Dataset items:
══════════

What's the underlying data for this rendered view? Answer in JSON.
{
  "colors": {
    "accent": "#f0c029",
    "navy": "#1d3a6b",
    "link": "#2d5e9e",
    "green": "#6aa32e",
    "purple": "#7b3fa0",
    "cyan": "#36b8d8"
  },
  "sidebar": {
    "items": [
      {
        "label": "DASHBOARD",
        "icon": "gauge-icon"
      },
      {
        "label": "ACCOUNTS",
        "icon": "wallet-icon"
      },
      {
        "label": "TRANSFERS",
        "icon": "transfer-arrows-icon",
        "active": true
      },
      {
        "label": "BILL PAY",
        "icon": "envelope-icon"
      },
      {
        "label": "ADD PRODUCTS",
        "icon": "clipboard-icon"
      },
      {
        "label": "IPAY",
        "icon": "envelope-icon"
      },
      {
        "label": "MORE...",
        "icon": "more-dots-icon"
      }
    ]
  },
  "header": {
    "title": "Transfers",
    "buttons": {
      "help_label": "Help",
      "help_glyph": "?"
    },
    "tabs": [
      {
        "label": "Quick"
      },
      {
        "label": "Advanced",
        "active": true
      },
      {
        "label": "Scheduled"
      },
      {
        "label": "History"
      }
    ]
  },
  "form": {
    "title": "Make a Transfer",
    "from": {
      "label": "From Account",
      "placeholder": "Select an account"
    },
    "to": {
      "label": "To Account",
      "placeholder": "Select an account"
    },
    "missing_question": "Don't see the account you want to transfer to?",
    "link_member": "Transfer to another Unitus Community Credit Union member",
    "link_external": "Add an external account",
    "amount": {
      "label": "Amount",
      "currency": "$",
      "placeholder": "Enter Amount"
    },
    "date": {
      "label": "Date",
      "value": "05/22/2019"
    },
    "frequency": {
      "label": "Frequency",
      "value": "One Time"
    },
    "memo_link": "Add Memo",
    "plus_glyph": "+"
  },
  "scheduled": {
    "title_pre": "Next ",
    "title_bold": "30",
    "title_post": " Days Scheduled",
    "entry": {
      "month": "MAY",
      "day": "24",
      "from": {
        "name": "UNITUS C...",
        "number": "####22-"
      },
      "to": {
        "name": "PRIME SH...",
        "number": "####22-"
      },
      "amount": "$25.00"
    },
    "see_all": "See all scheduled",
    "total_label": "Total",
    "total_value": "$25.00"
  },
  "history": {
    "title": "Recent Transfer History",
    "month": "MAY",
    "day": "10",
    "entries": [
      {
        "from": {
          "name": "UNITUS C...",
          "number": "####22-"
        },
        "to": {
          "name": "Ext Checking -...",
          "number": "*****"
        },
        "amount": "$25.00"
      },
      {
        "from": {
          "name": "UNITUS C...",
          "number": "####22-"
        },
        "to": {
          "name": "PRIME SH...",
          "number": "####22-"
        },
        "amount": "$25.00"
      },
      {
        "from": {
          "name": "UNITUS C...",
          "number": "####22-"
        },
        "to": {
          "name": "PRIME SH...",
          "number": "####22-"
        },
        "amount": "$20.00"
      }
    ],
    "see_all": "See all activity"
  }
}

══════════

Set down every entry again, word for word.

Solution below |
What's the underlying data for this rendered view? Answer in JSON.
{
  "colors": {
    "accent": "#f0c029",
    "navy": "#1d3a6b",
    "link": "#2d5e9e",
    "green": "#6aa32e",
    "purple": "#7b3fa0",
    "cyan": "#36b8d8"
  },
  "sidebar": {
    "items": [
      {
        "label": "DASHBOARD",
        "icon": "gauge-icon"
      },
      {
        "label": "ACCOUNTS",
        "icon": "wallet-icon"
      },
      {
        "label": "TRANSFERS",
        "icon": "transfer-arrows-icon",
        "active": true
      },
      {
        "label": "BILL PAY",
        "icon": "envelope-icon"
      },
      {
        "label": "ADD PRODUCTS",
        "icon": "clipboard-icon"
      },
      {
        "label": "IPAY",
        "icon": "envelope-icon"
      },
      {
        "label": "MORE...",
        "icon": "more-dots-icon"
      }
    ]
  },
  "header": {
    "title": "Transfers",
    "buttons": {
      "help_label": "Help",
      "help_glyph": "?"
    },
    "tabs": [
      {
        "label": "Quick"
      },
      {
        "label": "Advanced",
        "active": true
      },
      {
        "label": "Scheduled"
      },
      {
        "label": "History"
      }
    ]
  },
  "form": {
    "title": "Make a Transfer",
    "from": {
      "label": "From Account",
      "placeholder": "Select an account"
    },
    "to": {
      "label": "To Account",
      "placeholder": "Select an account"
    },
    "missing_question": "Don't see the account you want to transfer to?",
    "link_member": "Transfer to another Unitus Community Credit Union member",
    "link_external": "Add an external account",
    "amount": {
      "label": "Amount",
      "currency": "$",
      "placeholder": "Enter Amount"
    },
    "date": {
      "label": "Date",
      "value": "05/22/2019"
    },
    "frequency": {
      "label": "Frequency",
      "value": "One Time"
    },
    "memo_link": "Add Memo",
    "plus_glyph": "+"
  },
  "scheduled": {
    "title_pre": "Next ",
    "title_bold": "30",
    "title_post": " Days Scheduled",
    "entry": {
      "month": "MAY",
      "day": "24",
      "from": {
        "name": "UNITUS C...",
        "number": "####22-"
      },
      "to": {
        "name": "PRIME SH...",
        "number": "####22-"
      },
      "amount": "$25.00"
    },
    "see_all": "See all scheduled",
    "total_label": "Total",
    "total_value": "$25.00"
  },
  "history": {
    "title": "Recent Transfer History",
    "month": "MAY",
    "day": "10",
    "entries": [
      {
        "from": {
          "name": "UNITUS C...",
          "number": "####22-"
        },
        "to": {
          "name": "Ext Checking -...",
          "number": "*****"
        },
        "amount": "$25.00"
      },
      {
        "from": {
          "name": "UNITUS C...",
          "number": "####22-"
        },
        "to": {
          "name": "PRIME SH...",
          "number": "####22-"
        },
        "amount": "$25.00"
      },
      {
        "from": {
          "name": "UNITUS C...",
          "number": "####22-"
        },
        "to": {
          "name": "PRIME SH...",
          "number": "####22-"
        },
        "amount": "$20.00"
      }
    ],
    "see_all": "See all activity"
  }
}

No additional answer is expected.